A.S. Momodu, an expert in climate change who conducted a study in the area last year, says that climate change and food security are twin global challenges that are already roosting in Nigeria. Another assessment he did in 2009 on Nigeria’s food situation found that it was unstable, availability was inadequate, processing time was inefficient and inflation eroded people’s purchasing power.
Around the world, women often bear the brunt of the burden associated with a changing climate. Here, married women say they take on the majority of the work when it comes to food, while widows and single mothers are responsible for all of the labor.
“Our husbands do the clearing of the land,” Dolapo Aje says.
She and two other women, Folakemi Ayinde and Abidemi Olaoluwa, say the women do the rest of the work together.
“We do the planting together, we do the weeding together, we do the harvesting together, we and our children carry our harvest from the farm to the village, we do the cooking, fetch water, gather firewood,” Aje says. “In short, we do most of the work.”
Momodu says that the women in rural areas here have proven to have a very high level of commitment to rural entrepreneurship considering the number of hours they put into food processing alone.
He says the government should help maximize their efforts by providing good health care centers in the villages, education and the necessary capital to aid their agricultural productivity.
The government has developed pioneering schemes, such as tagging and tracking funds allocated to poverty reduction from debt relief, compulsory free basic education, conditional cash transfers to the vulnerable for social protection, and federal grants to support investment in state and local governments, according to the 2010 MDG report by the government. But it also acknowledged the need to create an enabling environment for business to help develop agriculture and expand and better coordinate social protection and poverty eradication programs.
But with Nigeria being the most populous country in Africa – home to nearly 155 million people in 2009, according to the World Bank – it is difficult for the government to help everyone, Ashaolu says.
“Climate change is expected to increase the frequency and intensity of severe weather events,” Ashaolu says. “Unfortunately, many states in Nigeria largely lack the infrastructure necessary to respond adequately to such events.”

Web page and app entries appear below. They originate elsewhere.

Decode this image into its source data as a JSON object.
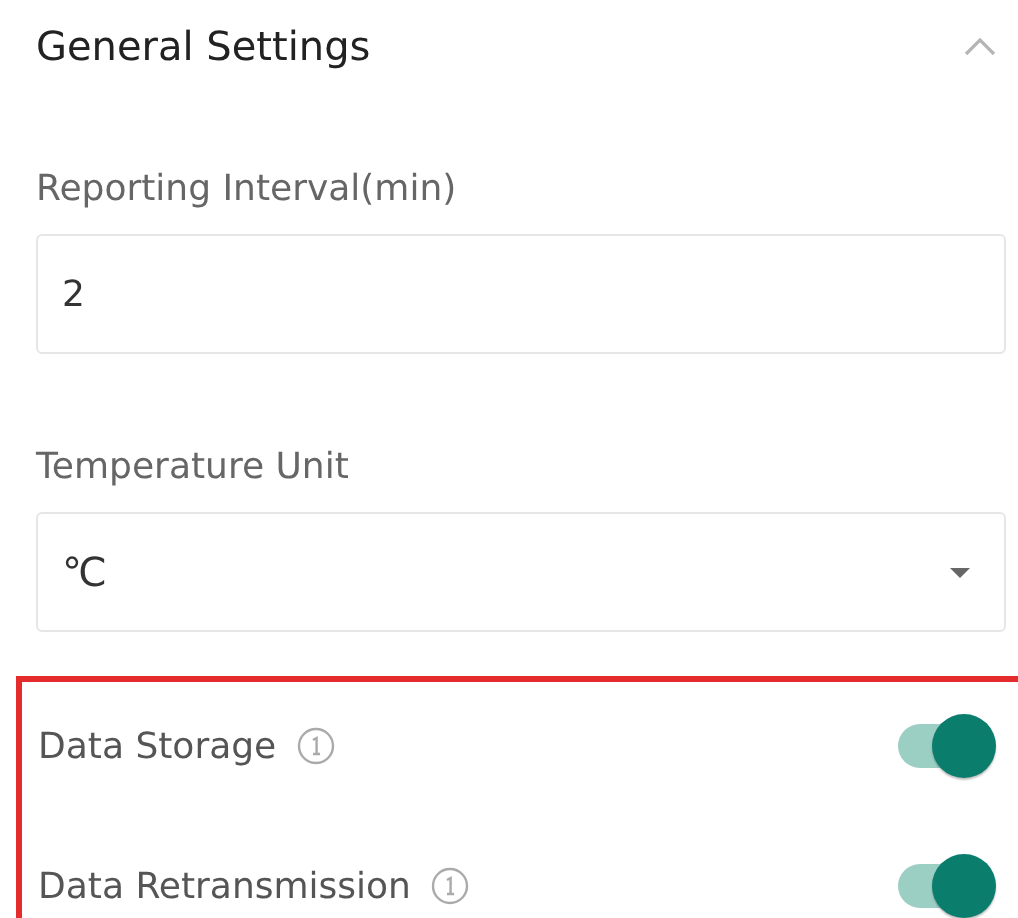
{
  "section": {
    "title": "General Settings",
    "expanded": true
  },
  "fields": [
    {
      "kind": "input",
      "label": "Reporting Interval(min)",
      "value": "2"
    },
    {
      "kind": "select",
      "label": "Temperature Unit",
      "value": "℃"
    }
  ],
  "highlighted_group": {
    "toggles": [
      {
        "label": "Data Storage",
        "on": true
      },
      {
        "label": "Data Retransmission",
        "on": true
      }
    ]
  }
}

Ashaolu says that Nigerian women need urgent help to alleviate their suffering because of climate change and called on everyone to do what they can to help. He says that individuals, nongovernmental organizations and communities should plant more trees, which check erosion, combat carbon dioxide, and provide firewood for women and children in rural areas.
Momodu says the women should also support one another.
“Women involved in rural entrepreneurship practices usually operate in isolation, not being involved in any guild association to coordinate their activities, and make representation to the appropriate quarters for help,” Momodu says. “Therefore, they should form such associations.”
Local women have their own ideas, too.
“If only we can have places to store our crops, pipe-borne water to drink, nets to protect ourselves from insects, means of transport that could go into the bush to bring our crops to our hamlets like bikes, places to process our food in affordable prices, it will alleviate our problems and we will be able to produce more food for our families,” Layoonu Amoke says.